First, it is the first printer to use 3D scanning techniques from machine vision. It runs a loop of continuous 3D scans that allow it to self-calibrate and self-correct in order to maintain print accuracy. For each layer of the design, system generates 3D scans to detect errors and “correction masks” to clean them up, eliminating the need for operators to fine-tune the settings themselves.

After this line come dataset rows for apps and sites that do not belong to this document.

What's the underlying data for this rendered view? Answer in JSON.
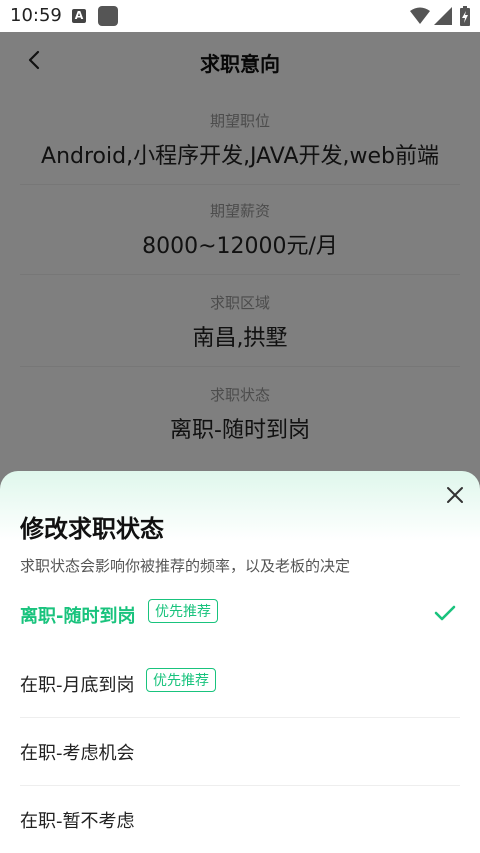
{
  "status_bar": {
    "time": "10:59",
    "a_icon_letter": "A"
  },
  "header": {
    "title": "求职意向"
  },
  "fields": [
    {
      "label": "期望职位",
      "value": "Android,小程序开发,JAVA开发,web前端"
    },
    {
      "label": "期望薪资",
      "value": "8000~12000元/月"
    },
    {
      "label": "求职区域",
      "value": "南昌,拱墅"
    },
    {
      "label": "求职状态",
      "value": "离职-随时到岗"
    }
  ],
  "sheet": {
    "title": "修改求职状态",
    "subtitle": "求职状态会影响你被推荐的频率，以及老板的决定",
    "options": [
      {
        "label": "离职-随时到岗",
        "badge": "优先推荐",
        "selected": true
      },
      {
        "label": "在职-月底到岗",
        "badge": "优先推荐",
        "selected": false
      },
      {
        "label": "在职-考虑机会",
        "badge": "",
        "selected": false
      },
      {
        "label": "在职-暂不考虑",
        "badge": "",
        "selected": false
      }
    ]
  },
  "colors": {
    "accent": "#19c37d",
    "overlay": "rgba(0,0,0,0.5)"
  }
}
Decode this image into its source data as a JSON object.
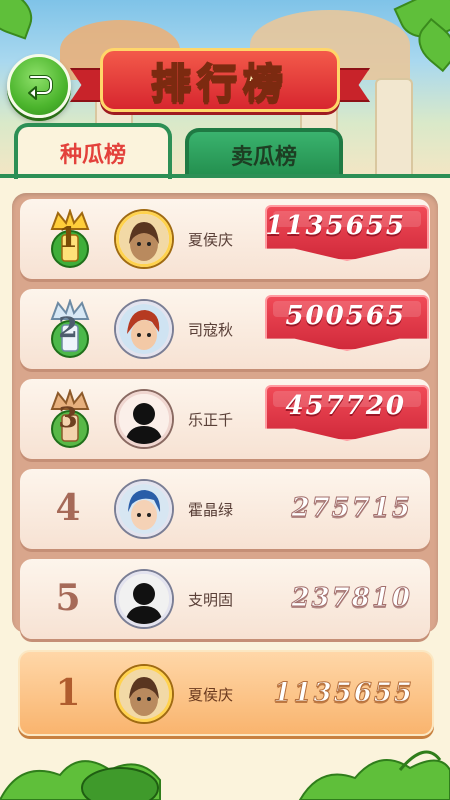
{
  "title": "排行榜",
  "tabs": [
    {
      "label": "种瓜榜",
      "active": true
    },
    {
      "label": "卖瓜榜",
      "active": false
    }
  ],
  "leaderboard": [
    {
      "rank": "1",
      "name": "夏侯庆",
      "score": "1135655",
      "medal": "gold-crown"
    },
    {
      "rank": "2",
      "name": "司寇秋",
      "score": "500565",
      "medal": "silver-crown"
    },
    {
      "rank": "3",
      "name": "乐正千",
      "score": "457720",
      "medal": "bronze-crown"
    },
    {
      "rank": "4",
      "name": "霍晶绿",
      "score": "275715"
    },
    {
      "rank": "5",
      "name": "支明固",
      "score": "237810"
    }
  ],
  "my_rank": {
    "rank": "1",
    "name": "夏侯庆",
    "score": "1135655"
  },
  "colors": {
    "accent_green": "#2c8f55",
    "ribbon_red": "#d7262f",
    "active_tab_text": "#e3413b"
  },
  "icons": {
    "back": "back-arrow-icon"
  }
}
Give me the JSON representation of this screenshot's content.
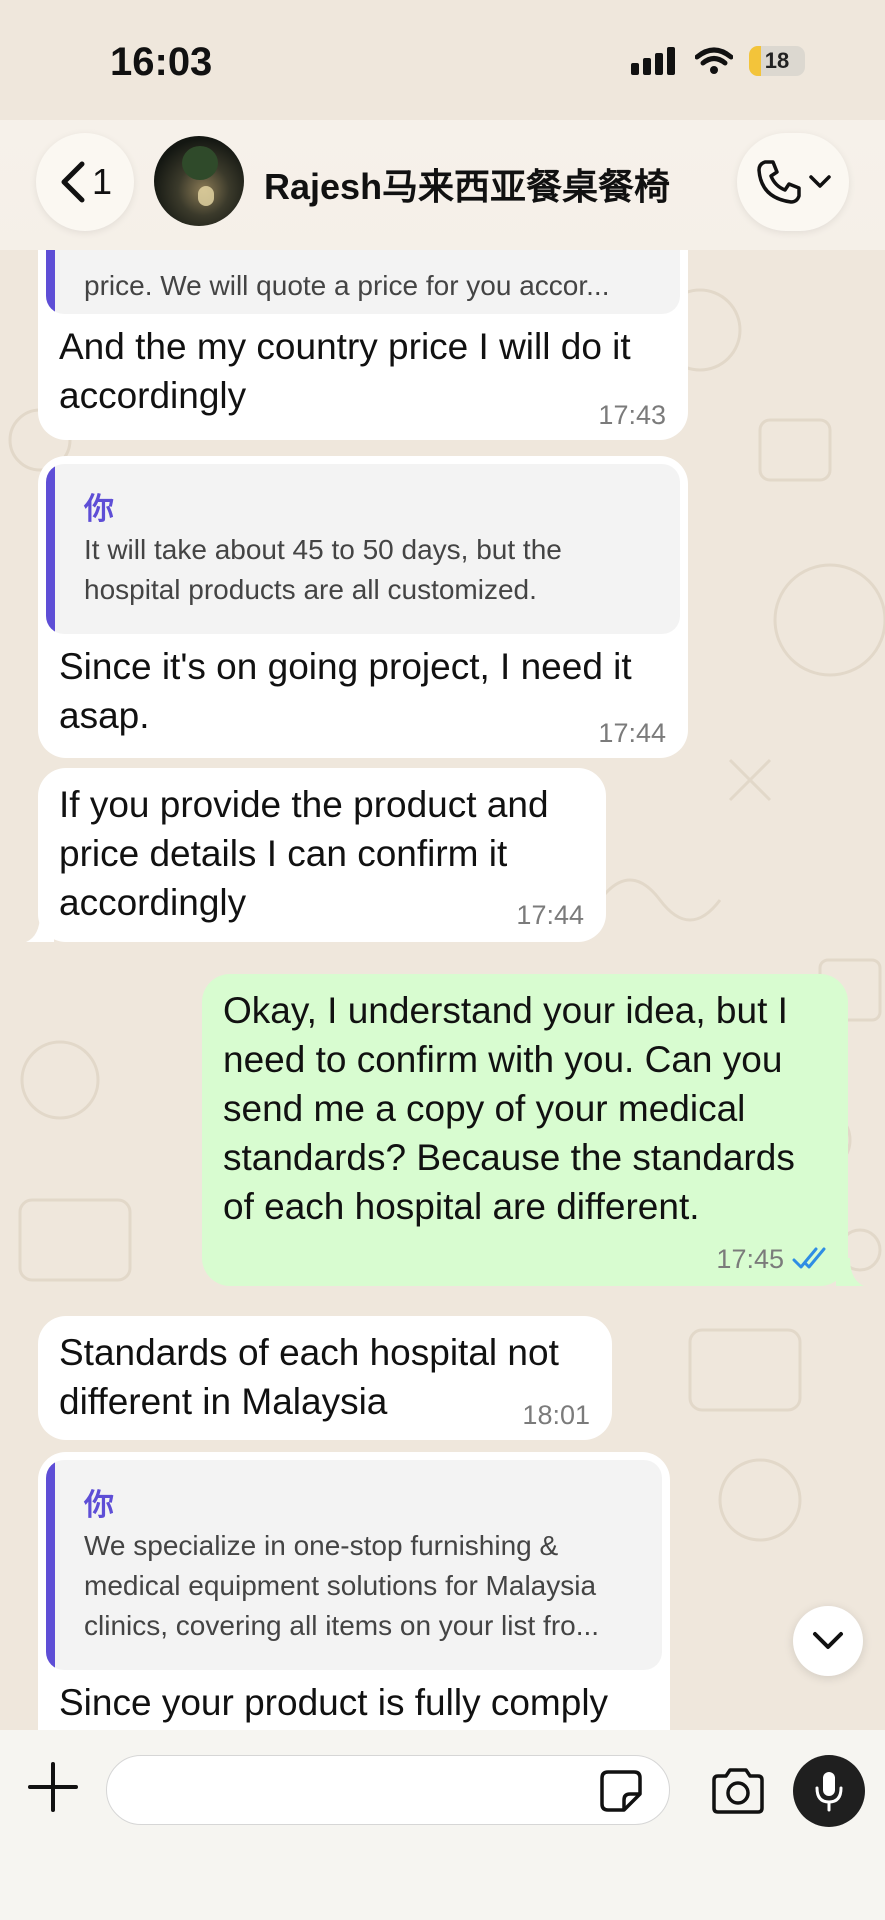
{
  "status_bar": {
    "time": "16:03",
    "battery": "18"
  },
  "header": {
    "back_count": "1",
    "contact_name": "Rajesh马来西亚餐桌餐椅"
  },
  "messages": [
    {
      "direction": "incoming",
      "quote_text": "price. We will quote a price for you accor...",
      "text": "And the my country price I will do it accordingly",
      "time": "17:43"
    },
    {
      "direction": "incoming",
      "quote_author": "你",
      "quote_text": "It will take about 45 to 50 days, but the hospital products are all customized.",
      "text": "Since it's on going project, I need it asap.",
      "time": "17:44"
    },
    {
      "direction": "incoming",
      "text": "If you provide the product and price details I can confirm it accordingly",
      "time": "17:44"
    },
    {
      "direction": "outgoing",
      "text": "Okay, I understand your idea, but I need to confirm with you. Can you send me a copy of your medical standards? Because the standards of each hospital are different.",
      "time": "17:45",
      "read": true
    },
    {
      "direction": "incoming",
      "text": "Standards of each hospital not different in Malaysia",
      "time": "18:01"
    },
    {
      "direction": "incoming",
      "quote_author": "你",
      "quote_text": "We specialize in one-stop furnishing & medical equipment solutions for Malaysia clinics, covering all items on your list fro...",
      "text": "Since your product is fully comply"
    }
  ],
  "colors": {
    "outgoing_bubble": "#d8fcd0",
    "incoming_bubble": "#ffffff",
    "quote_accent": "#5e4ed6",
    "read_ticks": "#2f8de4"
  },
  "icons": [
    "back-chevron-icon",
    "phone-icon",
    "chevron-down-icon",
    "plus-icon",
    "sticker-icon",
    "camera-icon",
    "microphone-icon",
    "double-check-icon"
  ]
}
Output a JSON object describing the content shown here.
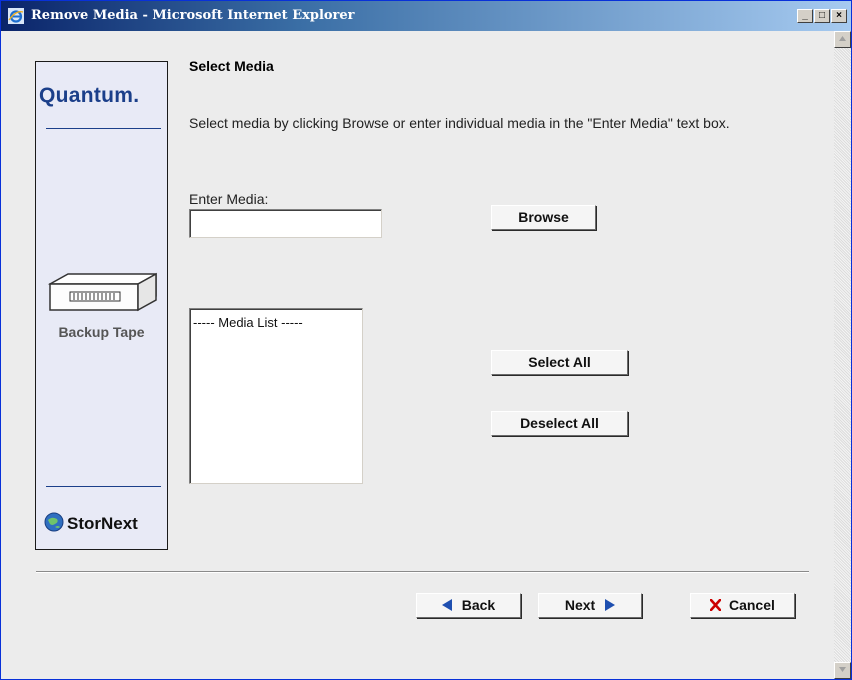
{
  "window": {
    "title": "Remove Media - Microsoft Internet Explorer",
    "minimize_glyph": "_",
    "maximize_glyph": "□",
    "close_glyph": "×"
  },
  "sidebar": {
    "brand": "Quantum.",
    "tape_label": "Backup Tape",
    "product": "StorNext"
  },
  "main": {
    "heading": "Select Media",
    "description": "Select media by clicking Browse or enter individual media in the \"Enter Media\" text box.",
    "enter_media_label": "Enter Media:",
    "enter_media_value": "",
    "browse_label": "Browse",
    "media_list_header": "----- Media List -----",
    "select_all_label": "Select All",
    "deselect_all_label": "Deselect All"
  },
  "footer": {
    "back_label": "Back",
    "next_label": "Next",
    "cancel_label": "Cancel"
  },
  "colors": {
    "title_bar_start": "#0a246a",
    "brand_blue": "#1b3f8a",
    "cancel_x": "#cc0000",
    "nav_arrow": "#1e4fb0"
  }
}
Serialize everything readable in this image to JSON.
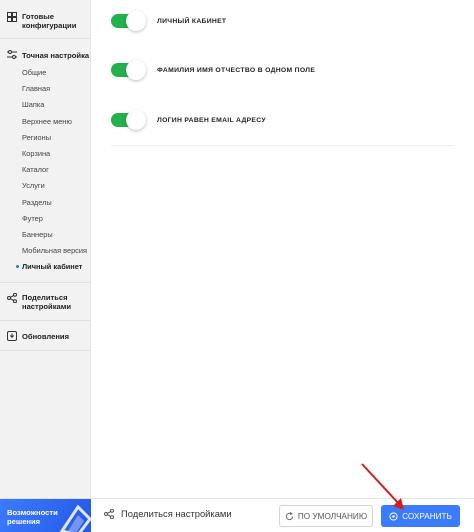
{
  "sidebar": {
    "ready_configs": "Готовые конфигурации",
    "fine_tuning": "Точная настройка",
    "items": [
      {
        "label": "Общие"
      },
      {
        "label": "Главная"
      },
      {
        "label": "Шапка"
      },
      {
        "label": "Верхнее меню"
      },
      {
        "label": "Регионы"
      },
      {
        "label": "Корзина"
      },
      {
        "label": "Каталог"
      },
      {
        "label": "Услуги"
      },
      {
        "label": "Разделы"
      },
      {
        "label": "Футер"
      },
      {
        "label": "Баннеры"
      },
      {
        "label": "Мобильная версия"
      },
      {
        "label": "Личный кабинет",
        "active": true
      }
    ],
    "share_settings": "Поделиться настройками",
    "updates": "Обновления"
  },
  "settings": [
    {
      "label": "ЛИЧНЫЙ КАБИНЕТ",
      "enabled": true
    },
    {
      "label": "ФАМИЛИЯ ИМЯ ОТЧЕСТВО В ОДНОМ ПОЛЕ",
      "enabled": true
    },
    {
      "label": "ЛОГИН РАВЕН EMAIL АДРЕСУ",
      "enabled": true
    }
  ],
  "footer": {
    "promo": "Возможности решения",
    "share": "Поделиться настройками",
    "default_btn": "ПО УМОЛЧАНИЮ",
    "save_btn": "СОХРАНИТЬ"
  },
  "colors": {
    "toggle_on": "#22b14c",
    "accent": "#3b7bff",
    "annotation_arrow": "#d11f1f"
  }
}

MultiFab also delivers a very high resolution at the level of 40 microns – less than half the width of human hair.
Second, the embedding feature allows the printer to include complex electrical pieces, such as sensors and circuits, during the initial printing, again eliminating the need for manual assembly and reducing cost and waste.
According to Javier Ramos, research engineer at CSAIL and c0-author of research paper presenting MultiFab, “The platform opens up new possibilities for manufacturing, giving researchers and hobbyists alike the power to create objects that have previously been difficult or even impossible to print”.
Though the printer is able to print various kinds of products, it’s the military applications that gained the Department of Defense’s (DOD) attention. “Before a warfighter can print a missile in the field, you need quality, controlled processes to fabricate all the component materials,” said Chris McCarroll, director of the National Additive Manufacturing Institute. “The hard part is then making the connections between these components, as an example, the integrated control circuit that receives the command to light the fuse.”
This technology saves military significant time and money and also reduce waste by providing soldiers the ability to machine parts on-site, even in remote locations rather than waiting for manufacturing and delivery from around the globe. “The potential impact in scaling advances manufacturing across the defense enterprise cannot be overstated,” said MCarroll.
3-D scanning technology is used to create models for visualization, prototypes and reverse engineering.
Photo courtesy of the U.S. Army
The MultiFab system was developed by CSAIL researchers and revealed in a paper that was recently accepted at the SIGGRAPH computer-graphics confnerece. Along with Ramos, the team includes Professor Wojciech Matusik of the Computational Fabrication Group, lead author and former CSAIL postdoc Pitchaya Sitthi-Amorn, former graduate students Joyce Kwan and Justin Lan, research scientist Wenshou Wang, and graduate student Yu Wang of Tsinghua University.